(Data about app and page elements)
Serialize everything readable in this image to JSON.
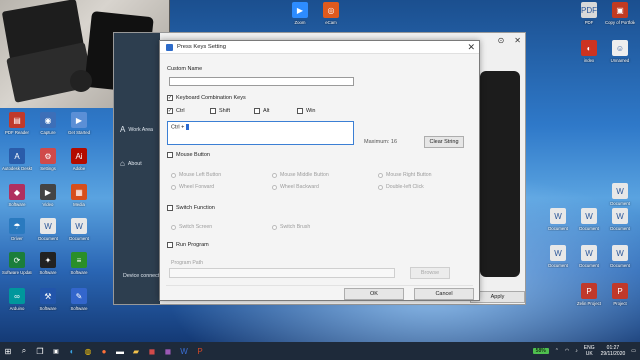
{
  "desktop": {
    "left_icons": [
      {
        "label": "PDF Reader",
        "color": "#c0392b",
        "glyph": "▤"
      },
      {
        "label": "Capture",
        "color": "#3d6fb8",
        "glyph": "◉"
      },
      {
        "label": "Get Started",
        "color": "#5b8fd6",
        "glyph": "▶"
      },
      {
        "label": "Autodesk Desktop App",
        "color": "#2a5caa",
        "glyph": "A"
      },
      {
        "label": "Settings",
        "color": "#d04a4a",
        "glyph": "⚙"
      },
      {
        "label": "Adobe",
        "color": "#b30b00",
        "glyph": "Ai"
      },
      {
        "label": "Software",
        "color": "#b03060",
        "glyph": "◆"
      },
      {
        "label": "Video",
        "color": "#444444",
        "glyph": "▶"
      },
      {
        "label": "Media",
        "color": "#d64e1c",
        "glyph": "▦"
      },
      {
        "label": "Driver",
        "color": "#2a7abf",
        "glyph": "☂"
      },
      {
        "label": "Document",
        "color": "#e8e8e8",
        "glyph": "W"
      },
      {
        "label": "Document",
        "color": "#e8e8e8",
        "glyph": "W"
      },
      {
        "label": "Software Update",
        "color": "#1b7e3b",
        "glyph": "⟳"
      },
      {
        "label": "Software",
        "color": "#222222",
        "glyph": "✦"
      },
      {
        "label": "Software",
        "color": "#2a8f2a",
        "glyph": "≡"
      },
      {
        "label": "Arduino",
        "color": "#00979c",
        "glyph": "∞"
      },
      {
        "label": "Software",
        "color": "#2255aa",
        "glyph": "⚒"
      },
      {
        "label": "Software",
        "color": "#3366cc",
        "glyph": "✎"
      }
    ],
    "right_icons": [
      {
        "label": "Zoom",
        "color": "#2d8cff",
        "glyph": "▶"
      },
      {
        "label": "eCam",
        "color": "#e05a1e",
        "glyph": "◎"
      },
      {
        "label": "PDF",
        "color": "#d9d9d9",
        "glyph": "PDF"
      },
      {
        "label": "Copy of Portfolio",
        "color": "#c23b22",
        "glyph": "▣"
      },
      {
        "label": "index",
        "color": "#cc3322",
        "glyph": "◐"
      },
      {
        "label": "Unnamed",
        "color": "#eeeeee",
        "glyph": "☺"
      },
      {
        "label": "Document",
        "color": "#e8e8e8",
        "glyph": "W"
      },
      {
        "label": "Document",
        "color": "#e8e8e8",
        "glyph": "W"
      },
      {
        "label": "Document",
        "color": "#e8e8e8",
        "glyph": "W"
      },
      {
        "label": "Document",
        "color": "#e8e8e8",
        "glyph": "W"
      },
      {
        "label": "Document",
        "color": "#e8e8e8",
        "glyph": "W"
      },
      {
        "label": "Document",
        "color": "#e8e8e8",
        "glyph": "W"
      },
      {
        "label": "Zelin Project",
        "color": "#c0392b",
        "glyph": "P"
      },
      {
        "label": "Project",
        "color": "#c0392b",
        "glyph": "P"
      },
      {
        "label": "Document",
        "color": "#e8e8e8",
        "glyph": "W"
      }
    ]
  },
  "background_app": {
    "sidebar_items": [
      {
        "label": "Work Area",
        "icon": "work-area-icon",
        "glyph": "A"
      },
      {
        "label": "About",
        "icon": "home-icon",
        "glyph": "⌂"
      }
    ],
    "footer_text": "Device connect",
    "apply_label": "Apply"
  },
  "dialog": {
    "title": "Press Keys Setting",
    "custom_name": {
      "label": "Custom Name",
      "value": ""
    },
    "keyboard_combo": {
      "label": "Keyboard Combination Keys",
      "modifiers": [
        {
          "label": "Ctrl",
          "checked": true
        },
        {
          "label": "Shift",
          "checked": false
        },
        {
          "label": "Alt",
          "checked": false
        },
        {
          "label": "Win",
          "checked": false
        }
      ],
      "value": "Ctrl + ",
      "maximum_text": "Maximum: 16",
      "clear_label": "Clear String"
    },
    "mouse_button": {
      "label": "Mouse Button",
      "options": [
        "Mouse Left Button",
        "Mouse Middle Button",
        "Mouse Right Button",
        "Wheel Forward",
        "Wheel Backward",
        "Double-left Click"
      ]
    },
    "switch_function": {
      "label": "Switch Function",
      "options": [
        "Switch Screen",
        "Switch Brush"
      ]
    },
    "run_program": {
      "label": "Run Program",
      "path_label": "Program Path",
      "browse_label": "Browse"
    },
    "ok_label": "OK",
    "cancel_label": "Cancel"
  },
  "taskbar": {
    "battery": "58%",
    "language": "ENG",
    "region": "UK",
    "time": "01:27",
    "date": "29/11/2020"
  }
}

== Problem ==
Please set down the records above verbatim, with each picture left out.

== Your response ==
Serialize everything readable in this image to JSON.
{
  "desktop": {
    "left_icons": [
      {
        "label": "PDF Reader",
        "color": "#c0392b",
        "glyph": "▤"
      },
      {
        "label": "Capture",
        "color": "#3d6fb8",
        "glyph": "◉"
      },
      {
        "label": "Get Started",
        "color": "#5b8fd6",
        "glyph": "▶"
      },
      {
        "label": "Autodesk Desktop App",
        "color": "#2a5caa",
        "glyph": "A"
      },
      {
        "label": "Settings",
        "color": "#d04a4a",
        "glyph": "⚙"
      },
      {
        "label": "Adobe",
        "color": "#b30b00",
        "glyph": "Ai"
      },
      {
        "label": "Software",
        "color": "#b03060",
        "glyph": "◆"
      },
      {
        "label": "Video",
        "color": "#444444",
        "glyph": "▶"
      },
      {
        "label": "Media",
        "color": "#d64e1c",
        "glyph": "▦"
      },
      {
        "label": "Driver",
        "color": "#2a7abf",
        "glyph": "☂"
      },
      {
        "label": "Document",
        "color": "#e8e8e8",
        "glyph": "W"
      },
      {
        "label": "Document",
        "color": "#e8e8e8",
        "glyph": "W"
      },
      {
        "label": "Software Update",
        "color": "#1b7e3b",
        "glyph": "⟳"
      },
      {
        "label": "Software",
        "color": "#222222",
        "glyph": "✦"
      },
      {
        "label": "Software",
        "color": "#2a8f2a",
        "glyph": "≡"
      },
      {
        "label": "Arduino",
        "color": "#00979c",
        "glyph": "∞"
      },
      {
        "label": "Software",
        "color": "#2255aa",
        "glyph": "⚒"
      },
      {
        "label": "Software",
        "color": "#3366cc",
        "glyph": "✎"
      }
    ],
    "right_icons": [
      {
        "label": "Zoom",
        "color": "#2d8cff",
        "glyph": "▶"
      },
      {
        "label": "eCam",
        "color": "#e05a1e",
        "glyph": "◎"
      },
      {
        "label": "PDF",
        "color": "#d9d9d9",
        "glyph": "PDF"
      },
      {
        "label": "Copy of Portfolio",
        "color": "#c23b22",
        "glyph": "▣"
      },
      {
        "label": "index",
        "color": "#cc3322",
        "glyph": "◐"
      },
      {
        "label": "Unnamed",
        "color": "#eeeeee",
        "glyph": "☺"
      },
      {
        "label": "Document",
        "color": "#e8e8e8",
        "glyph": "W"
      },
      {
        "label": "Document",
        "color": "#e8e8e8",
        "glyph": "W"
      },
      {
        "label": "Document",
        "color": "#e8e8e8",
        "glyph": "W"
      },
      {
        "label": "Document",
        "color": "#e8e8e8",
        "glyph": "W"
      },
      {
        "label": "Document",
        "color": "#e8e8e8",
        "glyph": "W"
      },
      {
        "label": "Document",
        "color": "#e8e8e8",
        "glyph": "W"
      },
      {
        "label": "Zelin Project",
        "color": "#c0392b",
        "glyph": "P"
      },
      {
        "label": "Project",
        "color": "#c0392b",
        "glyph": "P"
      },
      {
        "label": "Document",
        "color": "#e8e8e8",
        "glyph": "W"
      }
    ]
  },
  "background_app": {
    "sidebar_items": [
      {
        "label": "Work Area",
        "icon": "work-area-icon",
        "glyph": "A"
      },
      {
        "label": "About",
        "icon": "home-icon",
        "glyph": "⌂"
      }
    ],
    "footer_text": "Device connect",
    "apply_label": "Apply"
  },
  "dialog": {
    "title": "Press Keys Setting",
    "custom_name": {
      "label": "Custom Name",
      "value": ""
    },
    "keyboard_combo": {
      "label": "Keyboard Combination Keys",
      "modifiers": [
        {
          "label": "Ctrl",
          "checked": true
        },
        {
          "label": "Shift",
          "checked": false
        },
        {
          "label": "Alt",
          "checked": false
        },
        {
          "label": "Win",
          "checked": false
        }
      ],
      "value": "Ctrl + ",
      "maximum_text": "Maximum: 16",
      "clear_label": "Clear String"
    },
    "mouse_button": {
      "label": "Mouse Button",
      "options": [
        "Mouse Left Button",
        "Mouse Middle Button",
        "Mouse Right Button",
        "Wheel Forward",
        "Wheel Backward",
        "Double-left Click"
      ]
    },
    "switch_function": {
      "label": "Switch Function",
      "options": [
        "Switch Screen",
        "Switch Brush"
      ]
    },
    "run_program": {
      "label": "Run Program",
      "path_label": "Program Path",
      "browse_label": "Browse"
    },
    "ok_label": "OK",
    "cancel_label": "Cancel"
  },
  "taskbar": {
    "battery": "58%",
    "language": "ENG",
    "region": "UK",
    "time": "01:27",
    "date": "29/11/2020"
  }
}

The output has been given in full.